• DATA UNDER STUDY:
Segment Open

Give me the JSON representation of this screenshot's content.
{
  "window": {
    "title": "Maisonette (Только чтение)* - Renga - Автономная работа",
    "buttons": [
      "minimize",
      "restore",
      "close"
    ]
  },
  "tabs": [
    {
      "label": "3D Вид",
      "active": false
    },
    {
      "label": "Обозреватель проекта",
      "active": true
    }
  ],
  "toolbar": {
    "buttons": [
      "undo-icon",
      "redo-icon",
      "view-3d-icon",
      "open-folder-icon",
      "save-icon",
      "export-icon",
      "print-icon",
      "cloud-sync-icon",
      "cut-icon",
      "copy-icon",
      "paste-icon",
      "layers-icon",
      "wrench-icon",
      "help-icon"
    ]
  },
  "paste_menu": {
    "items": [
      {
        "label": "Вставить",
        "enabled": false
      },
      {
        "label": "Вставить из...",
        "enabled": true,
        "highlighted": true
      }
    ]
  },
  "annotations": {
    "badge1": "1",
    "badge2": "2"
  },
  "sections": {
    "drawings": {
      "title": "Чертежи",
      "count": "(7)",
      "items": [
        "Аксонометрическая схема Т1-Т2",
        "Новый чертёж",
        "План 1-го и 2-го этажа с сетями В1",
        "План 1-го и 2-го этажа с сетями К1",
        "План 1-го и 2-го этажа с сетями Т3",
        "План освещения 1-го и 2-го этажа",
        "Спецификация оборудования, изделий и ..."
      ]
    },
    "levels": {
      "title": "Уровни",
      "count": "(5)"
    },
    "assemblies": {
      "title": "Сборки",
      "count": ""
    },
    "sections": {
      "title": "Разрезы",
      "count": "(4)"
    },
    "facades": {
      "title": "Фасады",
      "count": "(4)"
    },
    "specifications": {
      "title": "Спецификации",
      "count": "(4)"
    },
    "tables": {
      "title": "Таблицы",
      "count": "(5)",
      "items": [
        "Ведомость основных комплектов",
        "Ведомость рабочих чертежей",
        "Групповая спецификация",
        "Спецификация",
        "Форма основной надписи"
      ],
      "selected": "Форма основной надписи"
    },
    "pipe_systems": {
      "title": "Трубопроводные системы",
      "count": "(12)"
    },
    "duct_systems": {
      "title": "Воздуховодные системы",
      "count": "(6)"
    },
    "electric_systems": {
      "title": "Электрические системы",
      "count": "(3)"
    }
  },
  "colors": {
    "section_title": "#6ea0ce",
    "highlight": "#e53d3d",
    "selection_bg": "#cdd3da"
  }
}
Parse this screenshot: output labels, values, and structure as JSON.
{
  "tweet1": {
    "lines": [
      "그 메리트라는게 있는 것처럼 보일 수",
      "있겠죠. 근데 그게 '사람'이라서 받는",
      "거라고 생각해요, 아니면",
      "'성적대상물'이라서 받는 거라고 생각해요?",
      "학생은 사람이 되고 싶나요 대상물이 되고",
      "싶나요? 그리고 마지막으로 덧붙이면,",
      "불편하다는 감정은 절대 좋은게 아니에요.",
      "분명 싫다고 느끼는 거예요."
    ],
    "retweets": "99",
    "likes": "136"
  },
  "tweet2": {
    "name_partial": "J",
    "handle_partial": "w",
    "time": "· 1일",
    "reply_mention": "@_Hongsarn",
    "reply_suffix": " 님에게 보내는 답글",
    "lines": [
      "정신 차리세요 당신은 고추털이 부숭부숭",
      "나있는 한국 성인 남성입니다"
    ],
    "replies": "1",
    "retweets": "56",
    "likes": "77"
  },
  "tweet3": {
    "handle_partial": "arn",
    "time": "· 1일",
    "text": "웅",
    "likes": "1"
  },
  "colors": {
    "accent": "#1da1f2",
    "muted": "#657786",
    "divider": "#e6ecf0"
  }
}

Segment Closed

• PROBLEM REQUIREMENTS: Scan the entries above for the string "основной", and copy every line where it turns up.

• RESULT:
        "Форма основной надписи"
      "selected": "Форма основной надписи"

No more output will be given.